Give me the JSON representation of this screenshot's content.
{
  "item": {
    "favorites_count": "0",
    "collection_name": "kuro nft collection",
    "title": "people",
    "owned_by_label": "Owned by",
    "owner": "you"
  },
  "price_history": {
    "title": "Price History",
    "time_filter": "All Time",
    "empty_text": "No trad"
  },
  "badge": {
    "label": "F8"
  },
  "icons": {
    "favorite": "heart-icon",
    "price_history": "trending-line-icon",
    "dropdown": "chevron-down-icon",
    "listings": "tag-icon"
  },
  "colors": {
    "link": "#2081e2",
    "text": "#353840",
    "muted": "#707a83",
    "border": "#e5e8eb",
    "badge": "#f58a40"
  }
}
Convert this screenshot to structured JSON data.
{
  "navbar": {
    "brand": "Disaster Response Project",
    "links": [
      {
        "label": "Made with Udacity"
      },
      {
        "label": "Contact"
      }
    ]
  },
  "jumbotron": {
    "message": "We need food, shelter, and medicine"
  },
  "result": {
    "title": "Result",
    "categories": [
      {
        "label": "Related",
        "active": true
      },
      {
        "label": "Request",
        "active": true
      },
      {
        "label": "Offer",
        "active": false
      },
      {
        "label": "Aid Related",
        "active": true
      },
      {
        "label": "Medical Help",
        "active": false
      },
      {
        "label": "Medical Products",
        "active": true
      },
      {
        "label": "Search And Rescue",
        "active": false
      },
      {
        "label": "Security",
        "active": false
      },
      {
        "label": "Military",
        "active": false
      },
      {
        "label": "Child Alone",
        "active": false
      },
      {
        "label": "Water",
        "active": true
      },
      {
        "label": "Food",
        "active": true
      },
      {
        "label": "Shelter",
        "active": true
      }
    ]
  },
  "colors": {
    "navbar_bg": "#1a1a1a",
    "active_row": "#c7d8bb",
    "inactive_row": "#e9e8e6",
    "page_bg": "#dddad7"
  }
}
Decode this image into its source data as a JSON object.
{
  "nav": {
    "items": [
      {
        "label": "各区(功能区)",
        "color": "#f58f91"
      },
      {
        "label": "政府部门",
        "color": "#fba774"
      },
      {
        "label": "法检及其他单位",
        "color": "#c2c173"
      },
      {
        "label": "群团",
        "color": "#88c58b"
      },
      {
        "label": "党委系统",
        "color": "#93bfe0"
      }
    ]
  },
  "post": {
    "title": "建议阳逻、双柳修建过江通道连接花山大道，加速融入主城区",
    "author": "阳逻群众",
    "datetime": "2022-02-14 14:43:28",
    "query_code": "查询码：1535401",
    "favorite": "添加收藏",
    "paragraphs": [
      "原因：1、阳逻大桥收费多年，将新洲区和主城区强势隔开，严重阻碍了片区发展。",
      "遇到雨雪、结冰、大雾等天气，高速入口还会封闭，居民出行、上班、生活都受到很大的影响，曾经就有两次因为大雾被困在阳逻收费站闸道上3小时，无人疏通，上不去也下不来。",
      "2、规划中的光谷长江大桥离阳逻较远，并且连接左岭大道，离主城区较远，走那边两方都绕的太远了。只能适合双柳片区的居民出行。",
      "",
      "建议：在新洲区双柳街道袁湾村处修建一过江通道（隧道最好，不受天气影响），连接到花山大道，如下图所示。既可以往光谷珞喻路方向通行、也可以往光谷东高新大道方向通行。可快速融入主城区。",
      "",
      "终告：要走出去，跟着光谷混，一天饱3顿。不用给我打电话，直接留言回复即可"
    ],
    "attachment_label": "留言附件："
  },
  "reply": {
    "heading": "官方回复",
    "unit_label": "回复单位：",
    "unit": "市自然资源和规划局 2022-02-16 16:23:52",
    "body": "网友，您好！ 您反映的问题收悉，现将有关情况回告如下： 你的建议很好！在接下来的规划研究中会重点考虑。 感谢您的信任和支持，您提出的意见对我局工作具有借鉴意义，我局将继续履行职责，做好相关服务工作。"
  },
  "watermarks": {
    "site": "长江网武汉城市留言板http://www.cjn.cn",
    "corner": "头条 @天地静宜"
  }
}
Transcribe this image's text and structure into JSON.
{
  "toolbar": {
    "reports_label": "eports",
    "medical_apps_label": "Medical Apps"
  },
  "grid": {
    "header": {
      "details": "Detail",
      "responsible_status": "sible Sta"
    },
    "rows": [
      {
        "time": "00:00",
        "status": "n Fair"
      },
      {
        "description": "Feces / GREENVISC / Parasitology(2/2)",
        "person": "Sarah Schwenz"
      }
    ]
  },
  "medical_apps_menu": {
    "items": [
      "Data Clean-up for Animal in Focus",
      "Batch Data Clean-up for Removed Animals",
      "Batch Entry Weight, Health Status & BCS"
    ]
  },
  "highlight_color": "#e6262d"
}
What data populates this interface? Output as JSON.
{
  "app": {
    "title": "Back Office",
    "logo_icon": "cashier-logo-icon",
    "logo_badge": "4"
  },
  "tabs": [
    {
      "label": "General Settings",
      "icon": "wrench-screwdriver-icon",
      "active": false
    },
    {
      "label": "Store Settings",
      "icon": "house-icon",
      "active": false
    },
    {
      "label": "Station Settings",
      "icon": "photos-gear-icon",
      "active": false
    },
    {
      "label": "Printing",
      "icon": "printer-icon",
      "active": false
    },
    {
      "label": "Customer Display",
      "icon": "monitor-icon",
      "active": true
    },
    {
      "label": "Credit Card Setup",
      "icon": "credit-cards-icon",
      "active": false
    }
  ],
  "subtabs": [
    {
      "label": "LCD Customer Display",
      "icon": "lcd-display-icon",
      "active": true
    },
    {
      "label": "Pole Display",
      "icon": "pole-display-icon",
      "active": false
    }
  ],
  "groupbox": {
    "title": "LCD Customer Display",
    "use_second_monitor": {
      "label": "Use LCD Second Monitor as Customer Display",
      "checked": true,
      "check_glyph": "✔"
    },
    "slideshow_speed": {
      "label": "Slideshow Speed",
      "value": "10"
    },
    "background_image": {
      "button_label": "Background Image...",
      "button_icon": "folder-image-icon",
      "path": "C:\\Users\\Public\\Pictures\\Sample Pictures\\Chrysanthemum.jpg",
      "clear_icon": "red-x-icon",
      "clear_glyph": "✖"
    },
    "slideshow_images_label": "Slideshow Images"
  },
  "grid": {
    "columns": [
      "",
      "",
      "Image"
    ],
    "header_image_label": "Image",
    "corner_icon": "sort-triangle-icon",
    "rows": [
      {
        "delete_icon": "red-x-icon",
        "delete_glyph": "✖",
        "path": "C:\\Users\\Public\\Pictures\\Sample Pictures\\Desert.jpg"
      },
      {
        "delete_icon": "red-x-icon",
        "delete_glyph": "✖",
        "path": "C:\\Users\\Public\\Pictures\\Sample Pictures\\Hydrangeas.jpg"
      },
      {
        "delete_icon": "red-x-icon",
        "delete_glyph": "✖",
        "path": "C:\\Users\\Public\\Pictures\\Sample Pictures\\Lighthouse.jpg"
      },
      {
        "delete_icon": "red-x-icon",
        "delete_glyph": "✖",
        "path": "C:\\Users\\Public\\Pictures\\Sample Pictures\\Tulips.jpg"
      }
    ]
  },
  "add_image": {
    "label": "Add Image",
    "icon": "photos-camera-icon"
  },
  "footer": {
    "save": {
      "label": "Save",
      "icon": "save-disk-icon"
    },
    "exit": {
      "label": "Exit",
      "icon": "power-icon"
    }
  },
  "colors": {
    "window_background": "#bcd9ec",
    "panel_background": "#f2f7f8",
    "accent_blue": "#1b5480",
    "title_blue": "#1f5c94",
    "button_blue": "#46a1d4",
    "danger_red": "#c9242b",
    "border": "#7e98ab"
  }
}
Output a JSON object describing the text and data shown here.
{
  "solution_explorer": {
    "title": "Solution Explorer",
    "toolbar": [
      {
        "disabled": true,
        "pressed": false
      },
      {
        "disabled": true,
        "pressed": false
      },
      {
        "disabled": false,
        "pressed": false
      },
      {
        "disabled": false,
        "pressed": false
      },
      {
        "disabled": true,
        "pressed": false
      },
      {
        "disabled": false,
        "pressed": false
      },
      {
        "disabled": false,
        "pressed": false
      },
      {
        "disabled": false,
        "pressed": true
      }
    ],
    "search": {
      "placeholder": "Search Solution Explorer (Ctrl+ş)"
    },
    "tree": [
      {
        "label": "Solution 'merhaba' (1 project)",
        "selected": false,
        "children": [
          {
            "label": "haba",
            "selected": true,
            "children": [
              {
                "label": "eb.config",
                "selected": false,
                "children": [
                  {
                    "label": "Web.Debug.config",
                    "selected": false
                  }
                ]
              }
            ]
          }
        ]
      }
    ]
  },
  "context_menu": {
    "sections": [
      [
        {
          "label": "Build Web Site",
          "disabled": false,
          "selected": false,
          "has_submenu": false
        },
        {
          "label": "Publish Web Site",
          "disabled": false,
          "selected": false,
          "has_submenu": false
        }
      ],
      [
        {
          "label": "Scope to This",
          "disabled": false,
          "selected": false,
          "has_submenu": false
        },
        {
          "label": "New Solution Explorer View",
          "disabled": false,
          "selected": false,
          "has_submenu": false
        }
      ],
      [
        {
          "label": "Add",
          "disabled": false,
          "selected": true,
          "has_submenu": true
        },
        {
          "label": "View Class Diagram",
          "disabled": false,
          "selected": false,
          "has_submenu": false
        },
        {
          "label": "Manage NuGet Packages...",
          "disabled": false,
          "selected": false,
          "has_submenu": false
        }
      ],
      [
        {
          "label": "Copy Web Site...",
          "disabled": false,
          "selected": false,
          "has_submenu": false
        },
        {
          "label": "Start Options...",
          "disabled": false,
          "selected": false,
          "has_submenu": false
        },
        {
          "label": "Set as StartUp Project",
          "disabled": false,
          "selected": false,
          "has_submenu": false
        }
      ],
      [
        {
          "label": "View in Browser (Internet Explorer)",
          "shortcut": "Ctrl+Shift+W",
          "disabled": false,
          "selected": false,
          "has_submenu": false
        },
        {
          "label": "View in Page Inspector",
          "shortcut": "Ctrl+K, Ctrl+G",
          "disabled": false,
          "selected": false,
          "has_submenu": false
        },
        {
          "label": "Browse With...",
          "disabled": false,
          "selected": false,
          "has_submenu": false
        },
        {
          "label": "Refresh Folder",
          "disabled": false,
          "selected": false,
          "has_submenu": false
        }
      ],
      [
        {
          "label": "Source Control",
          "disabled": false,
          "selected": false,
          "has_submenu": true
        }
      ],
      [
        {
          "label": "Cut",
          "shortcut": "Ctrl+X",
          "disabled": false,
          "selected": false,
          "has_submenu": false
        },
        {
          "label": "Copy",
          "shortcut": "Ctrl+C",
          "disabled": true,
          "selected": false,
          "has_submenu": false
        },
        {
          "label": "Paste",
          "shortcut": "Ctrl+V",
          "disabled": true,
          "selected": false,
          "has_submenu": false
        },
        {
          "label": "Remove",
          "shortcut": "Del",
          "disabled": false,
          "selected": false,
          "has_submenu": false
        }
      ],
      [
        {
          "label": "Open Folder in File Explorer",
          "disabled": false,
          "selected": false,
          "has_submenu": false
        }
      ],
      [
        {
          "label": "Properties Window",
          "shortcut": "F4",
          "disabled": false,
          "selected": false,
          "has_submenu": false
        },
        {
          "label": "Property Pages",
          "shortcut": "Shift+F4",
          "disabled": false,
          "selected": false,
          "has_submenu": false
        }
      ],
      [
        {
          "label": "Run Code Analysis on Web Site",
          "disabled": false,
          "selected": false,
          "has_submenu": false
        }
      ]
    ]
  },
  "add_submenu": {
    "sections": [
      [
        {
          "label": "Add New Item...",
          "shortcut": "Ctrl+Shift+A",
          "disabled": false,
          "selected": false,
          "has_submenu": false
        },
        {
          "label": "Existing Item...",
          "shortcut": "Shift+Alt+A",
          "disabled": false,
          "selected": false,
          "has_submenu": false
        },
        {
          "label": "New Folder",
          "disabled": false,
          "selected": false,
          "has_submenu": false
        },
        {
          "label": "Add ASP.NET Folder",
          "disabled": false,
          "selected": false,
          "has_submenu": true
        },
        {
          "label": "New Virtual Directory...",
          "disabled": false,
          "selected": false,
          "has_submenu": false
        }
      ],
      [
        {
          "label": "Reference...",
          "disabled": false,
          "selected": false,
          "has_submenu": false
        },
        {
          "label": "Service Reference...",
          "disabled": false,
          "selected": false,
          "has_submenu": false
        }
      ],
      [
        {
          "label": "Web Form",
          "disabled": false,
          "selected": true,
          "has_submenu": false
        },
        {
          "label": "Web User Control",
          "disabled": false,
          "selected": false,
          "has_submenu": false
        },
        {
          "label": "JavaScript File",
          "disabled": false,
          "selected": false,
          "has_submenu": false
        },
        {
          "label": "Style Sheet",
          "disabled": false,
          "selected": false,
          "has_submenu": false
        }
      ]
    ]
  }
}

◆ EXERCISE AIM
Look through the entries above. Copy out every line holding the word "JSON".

◆ TASK RESPONSE
Give me the JSON representation of this screenshot's content.
Convert this screenshot to structured JSON data.
Decode this image into its source data as a JSON object.
Transcribe this image's text and structure into JSON.
What data populates this interface? Output as JSON.
Output a JSON object describing the text and data shown here.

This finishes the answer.